The NFL reacted swiftly with a statement of its own, saying that the league is about tolerance and embracing racial diversity. This immediately became a subject for fans to hit Commissioner Roger Goodell on, considering that he still seems OK with referring to an NFL team as the “Redskins”. Goodell, after all, makes money off “Redskins”, but makes no money off of “I’ll fight every (N-WORD) in here”.

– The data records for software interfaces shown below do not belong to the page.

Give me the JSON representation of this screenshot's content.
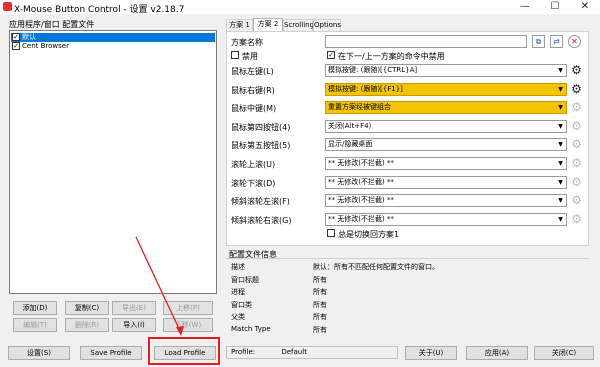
{
  "window": {
    "title": "X-Mouse Button Control - 设置 v2.18.7"
  },
  "left": {
    "list_header": "应用程序/窗口 配置文件",
    "items": [
      {
        "label": "默认",
        "checked": true,
        "selected": true
      },
      {
        "label": "Cent Browser",
        "checked": true,
        "selected": false
      }
    ],
    "buttons": {
      "add": "添加(D)",
      "copy": "复制(C)",
      "export": "导出(E)",
      "up": "上移(P)",
      "edit": "编辑(T)",
      "remove": "删除(R)",
      "import": "导入(I)",
      "down": "下移(W)"
    }
  },
  "tabs": [
    "方案 1",
    "方案 2",
    "Scrolling",
    "Options"
  ],
  "active_tab": "方案 2",
  "scheme": {
    "name_label": "方案名称",
    "name_value": "",
    "disable_label": "禁用",
    "disable_checked": false,
    "disable_in_cmd_label": "在下一/上一方案的命令中禁用",
    "disable_in_cmd_checked": true,
    "rows": [
      {
        "label": "鼠标左键(L)",
        "value": "模拟按键: (跟随)[{CTRL}A]",
        "highlight": false,
        "gear_enabled": true
      },
      {
        "label": "鼠标右键(R)",
        "value": "模拟按键: (跟随)[{F1}]",
        "highlight": true,
        "gear_enabled": true
      },
      {
        "label": "鼠标中键(M)",
        "value": "重置方案经被键组合",
        "highlight": true,
        "gear_enabled": false
      },
      {
        "label": "鼠标第四按钮(4)",
        "value": "关闭(Alt+F4)",
        "highlight": false,
        "gear_enabled": false
      },
      {
        "label": "鼠标第五按钮(5)",
        "value": "显示/隐藏桌面",
        "highlight": false,
        "gear_enabled": false
      },
      {
        "label": "滚轮上滚(U)",
        "value": "** 无修改(不拦截) **",
        "highlight": false,
        "gear_enabled": false
      },
      {
        "label": "滚轮下滚(D)",
        "value": "** 无修改(不拦截) **",
        "highlight": false,
        "gear_enabled": false
      },
      {
        "label": "倾斜滚轮左滚(F)",
        "value": "** 无修改(不拦截) **",
        "highlight": false,
        "gear_enabled": false
      },
      {
        "label": "倾斜滚轮右滚(G)",
        "value": "** 无修改(不拦截) **",
        "highlight": false,
        "gear_enabled": false
      }
    ],
    "always_switch_label": "总是切换回方案1",
    "always_switch_checked": false
  },
  "profile_info": {
    "header": "配置文件信息",
    "rows": [
      {
        "key": "描述",
        "value": "默认：所有不匹配任何配置文件的窗口。"
      },
      {
        "key": "窗口标题",
        "value": "所有"
      },
      {
        "key": "进程",
        "value": "所有"
      },
      {
        "key": "窗口类",
        "value": "所有"
      },
      {
        "key": "父类",
        "value": "所有"
      },
      {
        "key": "Match Type",
        "value": "所有"
      }
    ]
  },
  "bottom": {
    "settings": "设置(S)",
    "save_profile": "Save Profile",
    "load_profile": "Load Profile",
    "profile_label": "Profile:",
    "profile_value": "Default",
    "about": "关于(U)",
    "apply": "应用(A)",
    "close": "关闭(C)"
  },
  "colors": {
    "highlight": "#f5c400",
    "selection": "#0078d7",
    "annotation": "#e02020"
  },
  "icons": [
    "app-icon",
    "minimize-icon",
    "maximize-icon",
    "close-icon",
    "gear-icon",
    "copy-icon",
    "swap-icon",
    "delete-icon",
    "dropdown-arrow-icon",
    "checkbox-icon"
  ]
}
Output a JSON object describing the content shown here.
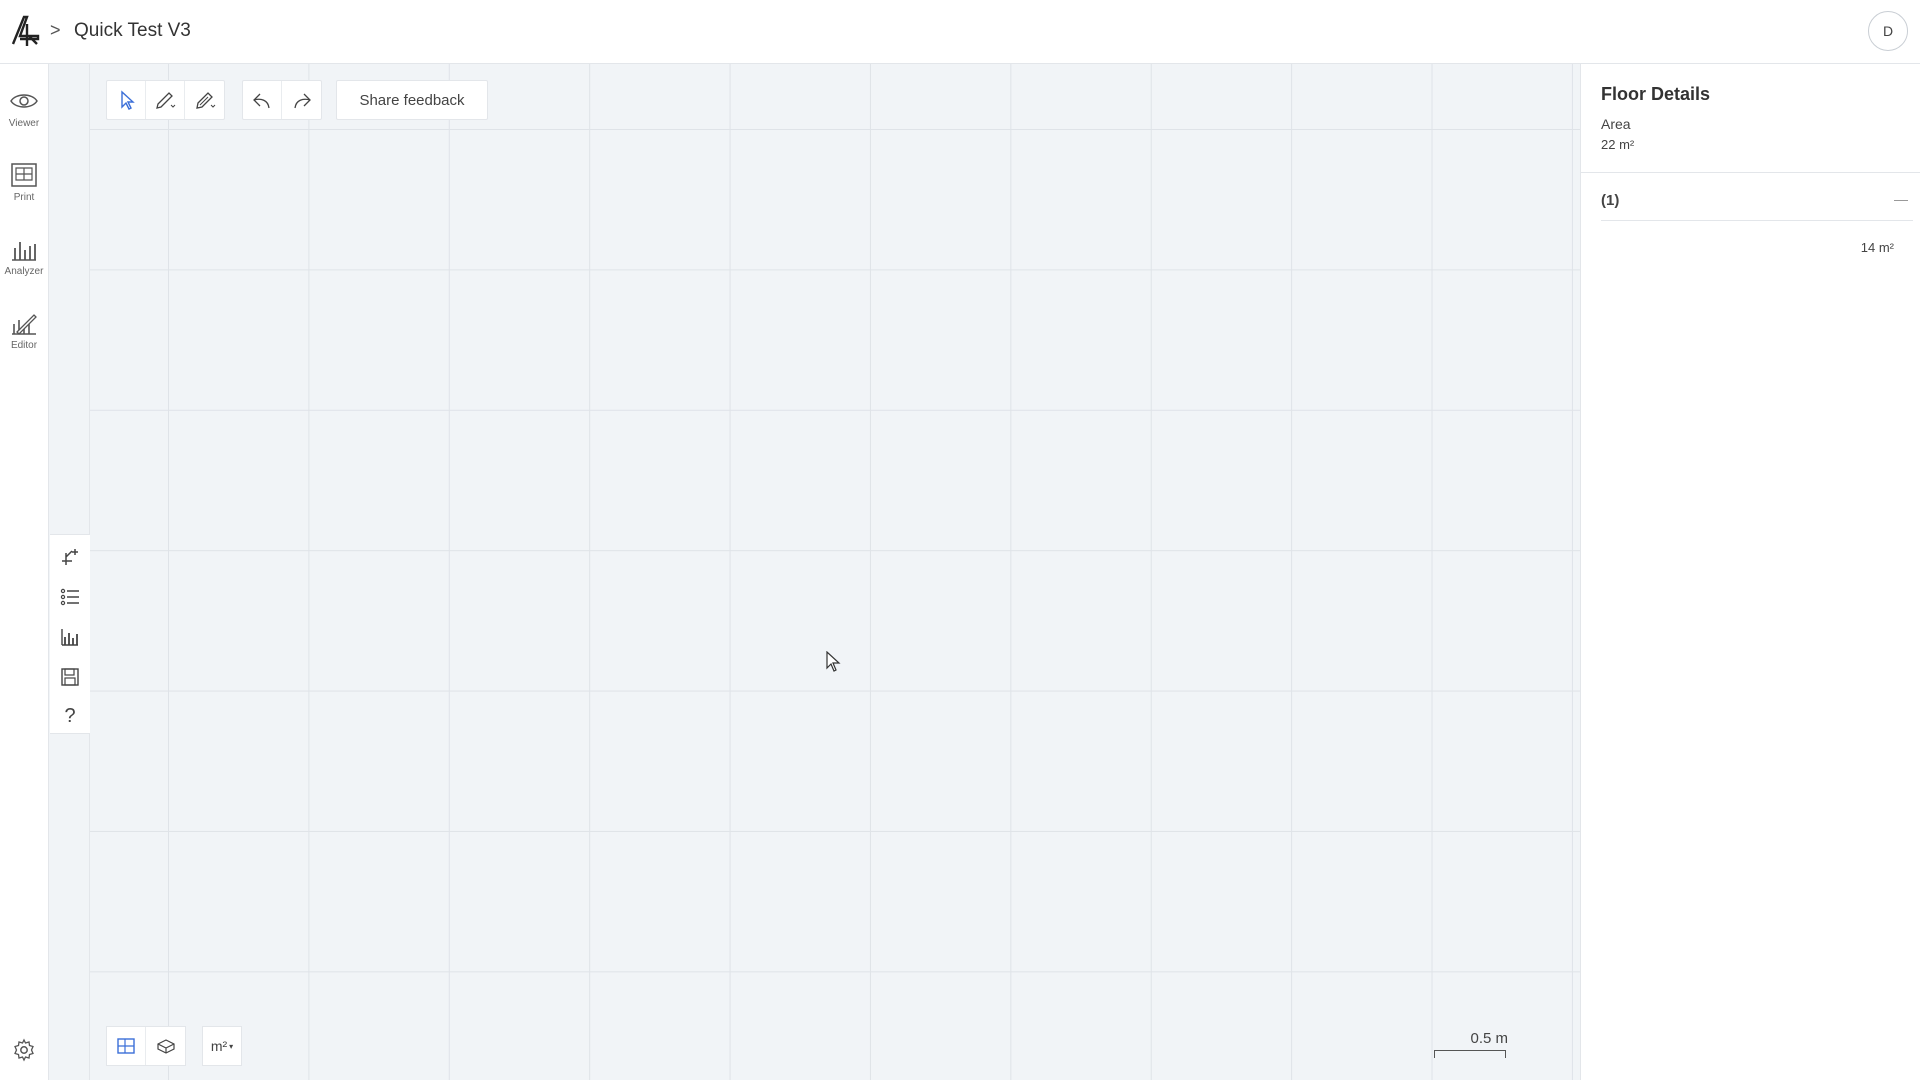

Where Cooper was especially wrong was in his lack of recognizing his greater surroundings. No, not the crowd at the Kenny Chesney concert, but his lack of recognizing the city he plays for. Philadelphia boasts one of the largest African American populations of any city in the United States. It is the largest city in the country that is ran by a mayor who is black. The Philadelphia Eagles have a sizable percentage of its fanbase that is African American. This became as much of a public relations disaster for the Eagles as it is for himself or the league, which itself, has a huge percentage of its fanbase that is African American.

Theoretically, one had to think that if Cooper was on a football field, in pads, wearing a Philadelphia Eagles uniform, he may have turned into as much of a target by opposing defenses as Ryan Braun will seemingly be when he returns to Major League Baseball in 2014. Let’s not be surprised if Braun is immediately beaned in the leg, hip, side, or even the head on his first at-bat back.

What could’ve happened to Cooper wouldn’t be a week-by-week occasion. But, someone on an opposing team with a long memory would’ve seen Riley Cooper, thinking about what he said at that concert, and would be willing to get an unnecessary roughness flag as payback for what Cooper said.

Cooper even received mixed reactions from his own teammates. He did get praise from Eagles quarterback Michael Vick for coming forward and apologizing for what he said. Vick said he forgave him.

LeSean McCoy—not so much.

He confessed that he “can’t respect a guy like that”.

Similar to Cooper and other NFL players, Vick and Shady have experienced their own transgressions in their careers in the league. The most notable one involving Vick was when he was booked for running an underground dogfighting ring out of his home in Newport News, Virginia. That story received national headlines around 2007.

McCoy was once sued himself for assaulting a woman and kicking her off of a party bus. It’s possible that Vick is more sympathetic considering that his name has been dragged through the mud by the sporting press (like Cooper’s is now) moreso than McCoy’s ever was.

The Philadelphia Eagles have since “excused” Cooper from team activities and he’s said that he’ll be seeking counseling. But, again, would any of this be happening if the tape ever became public? Do other players, black or white, secretly harbor negative feelings about their teammates or players of another race and we just don’t know about it yet because they have yet to be recorded on tape?

One week defense that has been heard (and had to be expected the moment this story broke) is the idea that Riley Cooper’s usage of the n-word is no better than blacks themselves using the word and consistently listening to lyrics in hip-hop music that seemingly throw out the word every few words in their lyrics.

I’m a black person and I don’t use that word, but those that throw out this defense are stereotyping all African American football players as if the only thing they listen to is rap (or so-called “black” music). For all we know, a sizable percentage of NFL players may have…wait for it…wait for it…Kenny Chesney on their iPods or Pandora or Spotify playlists.

We do not know if Cooper is indeed a racist and that’s a conversation perhaps better not had. A suspension could have potentially served as a better deterrent for him. One thing is for sure—Cooper needs to be more mindful of his surroundings given the league he plays in, the teammates he plays with, and the racial makeup of the city he is representing.

Because in all of the aforementioned, there’s just as much (or perhaps more) black than there is white.